** What this task involves **
How many lines in the records below hold the string "Form"? Answer with the number alone.

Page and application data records
════
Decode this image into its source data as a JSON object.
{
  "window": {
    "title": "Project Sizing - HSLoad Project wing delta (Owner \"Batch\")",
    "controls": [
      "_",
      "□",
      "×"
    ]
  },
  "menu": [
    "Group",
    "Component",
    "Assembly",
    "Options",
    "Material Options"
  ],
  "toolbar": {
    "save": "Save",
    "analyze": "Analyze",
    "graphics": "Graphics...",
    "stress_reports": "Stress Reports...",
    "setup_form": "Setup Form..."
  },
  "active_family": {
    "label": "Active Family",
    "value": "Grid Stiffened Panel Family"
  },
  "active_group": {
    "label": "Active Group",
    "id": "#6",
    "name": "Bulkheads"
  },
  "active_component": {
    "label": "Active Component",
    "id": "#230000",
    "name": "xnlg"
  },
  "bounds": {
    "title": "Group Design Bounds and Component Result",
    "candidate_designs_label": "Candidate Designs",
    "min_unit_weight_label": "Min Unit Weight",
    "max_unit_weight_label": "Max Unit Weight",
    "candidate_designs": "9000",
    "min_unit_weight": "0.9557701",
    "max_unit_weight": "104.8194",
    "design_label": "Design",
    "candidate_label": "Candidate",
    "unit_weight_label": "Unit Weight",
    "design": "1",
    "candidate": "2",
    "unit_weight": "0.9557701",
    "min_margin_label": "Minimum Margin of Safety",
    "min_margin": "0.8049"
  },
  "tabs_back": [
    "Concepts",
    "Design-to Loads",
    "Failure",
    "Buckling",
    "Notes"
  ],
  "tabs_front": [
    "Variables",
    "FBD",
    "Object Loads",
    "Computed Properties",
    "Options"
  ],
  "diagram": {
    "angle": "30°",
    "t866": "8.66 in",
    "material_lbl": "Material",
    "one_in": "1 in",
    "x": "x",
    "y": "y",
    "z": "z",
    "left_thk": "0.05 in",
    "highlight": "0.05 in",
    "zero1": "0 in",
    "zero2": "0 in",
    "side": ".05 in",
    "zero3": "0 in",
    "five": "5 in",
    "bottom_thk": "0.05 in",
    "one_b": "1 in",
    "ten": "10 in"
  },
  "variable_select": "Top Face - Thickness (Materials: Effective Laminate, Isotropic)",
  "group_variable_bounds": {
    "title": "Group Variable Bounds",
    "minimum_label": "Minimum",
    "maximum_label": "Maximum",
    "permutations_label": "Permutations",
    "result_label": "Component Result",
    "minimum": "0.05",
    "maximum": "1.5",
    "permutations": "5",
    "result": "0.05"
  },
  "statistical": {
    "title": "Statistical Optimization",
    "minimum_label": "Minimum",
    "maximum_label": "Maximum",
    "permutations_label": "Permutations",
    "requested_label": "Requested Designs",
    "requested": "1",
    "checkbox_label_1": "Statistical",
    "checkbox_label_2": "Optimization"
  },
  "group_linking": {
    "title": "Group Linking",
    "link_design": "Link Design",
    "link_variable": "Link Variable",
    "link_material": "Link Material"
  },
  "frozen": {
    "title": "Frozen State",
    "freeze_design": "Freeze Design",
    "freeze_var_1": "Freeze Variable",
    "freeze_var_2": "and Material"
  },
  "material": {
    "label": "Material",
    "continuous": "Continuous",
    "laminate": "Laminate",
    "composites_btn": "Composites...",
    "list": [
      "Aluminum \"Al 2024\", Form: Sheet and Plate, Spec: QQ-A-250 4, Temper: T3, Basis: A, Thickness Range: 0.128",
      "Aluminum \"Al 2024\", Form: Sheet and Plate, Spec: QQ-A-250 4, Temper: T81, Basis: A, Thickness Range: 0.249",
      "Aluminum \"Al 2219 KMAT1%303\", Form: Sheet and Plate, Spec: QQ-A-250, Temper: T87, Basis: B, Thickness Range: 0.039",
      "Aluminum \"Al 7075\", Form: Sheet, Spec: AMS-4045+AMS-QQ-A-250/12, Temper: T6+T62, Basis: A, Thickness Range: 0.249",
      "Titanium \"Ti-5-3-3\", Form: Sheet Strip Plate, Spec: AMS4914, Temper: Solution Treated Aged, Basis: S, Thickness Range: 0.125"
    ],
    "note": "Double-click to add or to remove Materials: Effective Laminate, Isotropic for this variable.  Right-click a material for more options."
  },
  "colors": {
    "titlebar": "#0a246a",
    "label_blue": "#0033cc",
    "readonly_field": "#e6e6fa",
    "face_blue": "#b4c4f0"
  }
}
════
** Response below **
6